this year. April 12 through 16 will be
at the University of California, Merced, marking the first
time the annual celebration of faculty and student research has
stretched over an entire week.

Research Week’s traditional mainstay events — the

Research Poster Competition
and the

Vital and Alice Pellissier Distinguished Speaker Series

return again this year. And they are joined for the first time by
what is becoming an established tradition of its own, the

Sigma Xi Spring Symposium
. All three events are open to the public.

“UC Merced is quickly becoming known for its groundbreaking
researchin a number of
areas and disciplines,” said Sam Traina, vice chancellor for
research. “Research Week is our chance to celebrate that research
and for the general public to learn about the amazing work being
done by our students and faculty.”

Students presenting their research poster at Research Week
Research Week is an opportunity
for students to put their fascinating research on display for
judges, the campus community and the public.

The April 13 poster contest is a showcase for student research,
with monetary prizes for those deemed to have created the best
posters depicting their research — including a $1,500
scholarship for the graduate contest winner, courtesy of Comcast.
The undergraduate poster session begins at 10 a.m. and the graduate
session at 1 p.m.

The Pellissier speaker series, made possible by a generous
donation from the

Pellissier family
, draws its speaker from campus for the first

Mark Aldenderfer
, the new dean of UC Merced’s School of Social
Sciences, Humanities and Arts, will lend his expertise in
archaeology as this year’s speaker.

Aldenderfer’s lecture, which explores how our species evolved to
live the “high life” using human genetics, cognitive science,
glaciology, paleoclimatology and ecology, will begin at 6 p.m.
April 13.

Photo of Mark Aldenderfer, UC Merced's dean of Social Sciences, Humanities and Arts
This year, the Vital and Alice
Pellissier Distinguished Speaker Series will feature Mark
Aldenderfer, UC Merced’s dean of Social Sciences, Humanities and

“The story of how humans evolved to live in the world’s high
plateaus is one that can’t be told through archaeology alone,”
Aldenderfer said. “It’s through interdisciplinary research that we
can answer some of nature’s toughest questions, including what it
took for our ancestors to finally live the high life.”

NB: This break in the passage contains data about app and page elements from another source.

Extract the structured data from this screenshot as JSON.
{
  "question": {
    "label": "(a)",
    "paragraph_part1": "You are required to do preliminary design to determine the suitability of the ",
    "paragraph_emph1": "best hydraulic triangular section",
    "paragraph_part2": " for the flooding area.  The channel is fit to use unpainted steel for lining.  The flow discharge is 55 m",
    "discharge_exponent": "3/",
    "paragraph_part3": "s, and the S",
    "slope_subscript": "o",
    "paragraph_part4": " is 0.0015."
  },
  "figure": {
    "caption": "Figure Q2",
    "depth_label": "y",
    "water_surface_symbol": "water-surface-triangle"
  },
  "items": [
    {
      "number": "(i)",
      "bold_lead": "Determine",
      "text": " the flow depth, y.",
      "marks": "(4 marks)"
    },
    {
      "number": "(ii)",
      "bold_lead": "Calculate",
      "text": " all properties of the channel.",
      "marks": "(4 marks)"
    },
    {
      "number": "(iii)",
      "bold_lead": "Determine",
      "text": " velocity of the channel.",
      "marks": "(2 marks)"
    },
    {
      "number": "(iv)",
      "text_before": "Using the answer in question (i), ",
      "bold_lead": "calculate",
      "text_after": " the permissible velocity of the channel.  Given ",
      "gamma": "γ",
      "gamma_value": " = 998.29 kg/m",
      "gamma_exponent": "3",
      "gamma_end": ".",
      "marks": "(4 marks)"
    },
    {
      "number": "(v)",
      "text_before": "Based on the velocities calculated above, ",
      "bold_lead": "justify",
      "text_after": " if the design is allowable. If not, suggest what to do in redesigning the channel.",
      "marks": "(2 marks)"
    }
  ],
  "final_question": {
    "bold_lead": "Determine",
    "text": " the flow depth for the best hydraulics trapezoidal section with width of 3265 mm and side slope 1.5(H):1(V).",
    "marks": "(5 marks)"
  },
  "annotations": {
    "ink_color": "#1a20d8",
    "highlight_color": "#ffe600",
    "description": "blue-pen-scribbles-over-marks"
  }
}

The Sigma Xi Spring Symposium, hosted by UC Merced Professor

Anthony Westerling
, will focus on one of the more hotly debated
subjects of our generation: Global Change Science and Governance.

The symposium’s speakers — distinguished scientists

Richard Somerville

Catherine Gautier-Downes

Steven Schneider
— will touch on various aspects of global
climate change, from the latest research available on the subject
to the reluctance of the public and the media to buy into the
science of it. The symposium, which runs from 1:45 to 5 p.m. April
15, will include brief question-and-answer segments with each speaker.

“Global climate change is one of the most important scientific
topics of our time,” Westerling said. “This illustrious group of
speakers will inform and educate our audience while challenging
their assumptions about what climate change is and what it means
for the future of our planet.”

Research Week also has a number of events geared specifically
toward the campus community or segments of it. These include a
workshop on how to find research funding, a research-themed movie
night and a presentation about the research opportunities available
at the university’s Yosemite Field Station.

A complete schedule of events, including dates, times and
locations, can be found


James Leonard